Dr. Trask’s research is focused on global women’s equality and advancing cultural understanding of gender worldwide. She stated that “there are enormous differences in the lives of girls and women, depending if they live in high-income countries, and low-income countries.”
While many feel that gender equality is still a problem in first world countries like the United States, those problems pale in comparison to the problems that women face worldwide, specifically in third–world countries.
“Depending where you are [in the world], it's really going to affect what your chances of being married off when you're very young and having babies when you're very young. The main problem with that, besides health-related issues, is that if a girl marries very young, at 14 [or] 15, it's going to stop her educational and occupational opportunities,” Trask said.
She continued, “This is something we take for granted in the United States, that you having a baby is a joyous blessing, but in many parts of the world, having a baby is still the most dangerous thing that a woman can do.”
The issues do not stop at early marriage and education; some needs are far more immediate. Some countries lack the resources to provide women, especially pregnant and breastfeeding women, with the nutrition they need.
“If a woman does not get the right nutrition when she is pregnant, it affects the babies that she carries, and this is an enormous problem worldwide, [but] something that we don't focus on very much at all,” Trask said.

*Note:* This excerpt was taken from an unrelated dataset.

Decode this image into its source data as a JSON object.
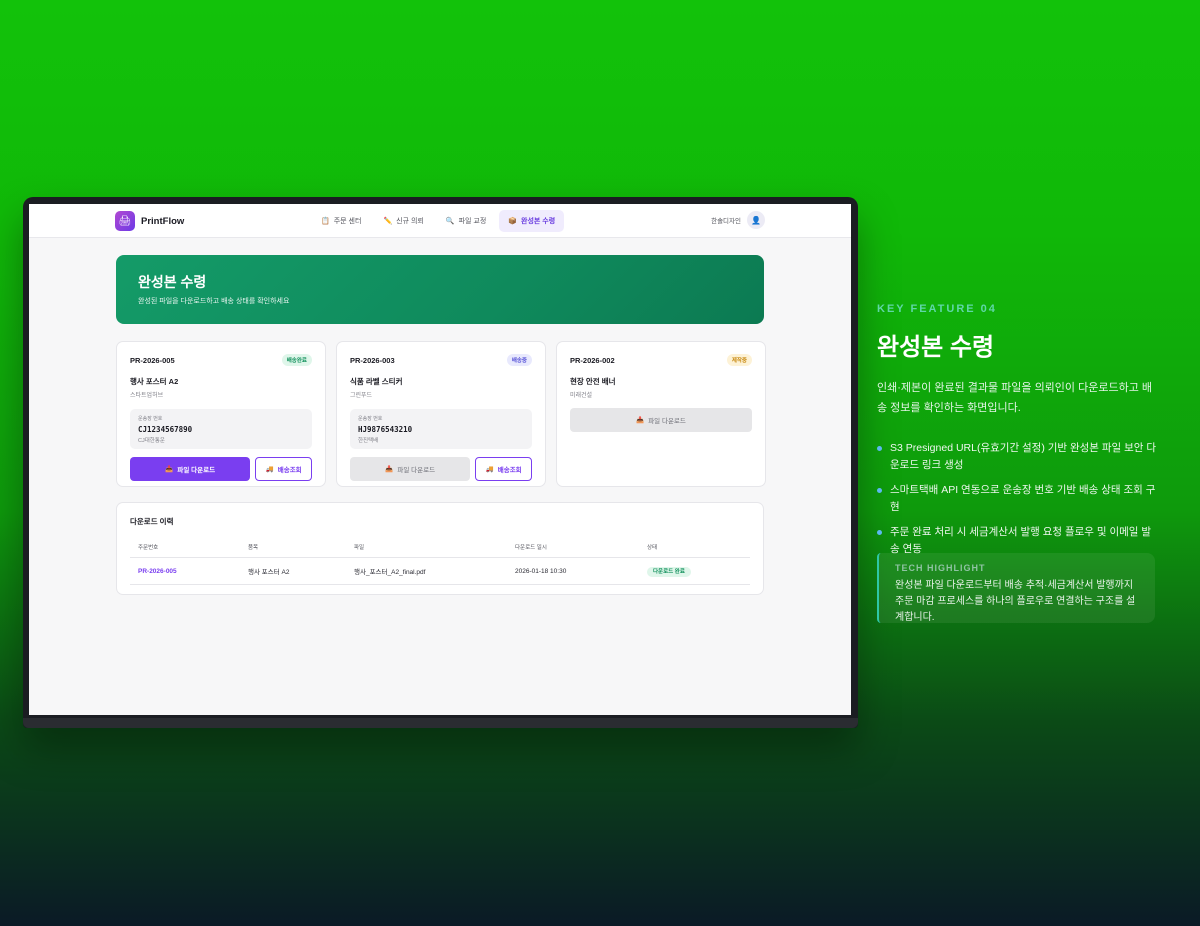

“Just to give you a little bit of a feeling, 18 million babies every year are born with brain damage due to iodine deficiency,” said Trask. “Also, many women are anemic, and because of the anemia, they die in childbirth. These [issues] are sort of hidden, we sometimes talk about poverty and we talk about not having enough food, but we don't talk about the actual sex-related consequences of that.”
Many of the issues that women face are embedded in their cultures.
“In a lot of places, physically, a girl's world becomes smaller once she enters puberty, and for a boy, that physical space increases,” said Trask. “Once the young woman hits puberty, it's very difficult for her to go to school for modesty reasons. The secondary school may be far away, [and] she would have to travel to that school. The family doesn't want her moving around alone, and a lot of times, even if the mother is working outside of the home [a girl] needs to take care of the siblings and take care of the domestic chores.”
Trask said that growing up “shrinks [some girls’] opportunities because she's not going to school. She's not learning new skills. She is in danger of getting married off very young, and then that sort of cuts off her future basically.”
Trask hopes that her research and work in global gender equality will help other cultures worldwide to protect and value their women and help them become educated citizens. In order to do that, Trask believes that “stopping child marriage is a very important initiative.”
Trask believes that providing all women with education will solve problems globally and make the world better.
“Every individual has certain capabilities. Let's say about half of human populations are female or male, but if you don't empower [the female] half of it, you're going to miss out on all those talents.”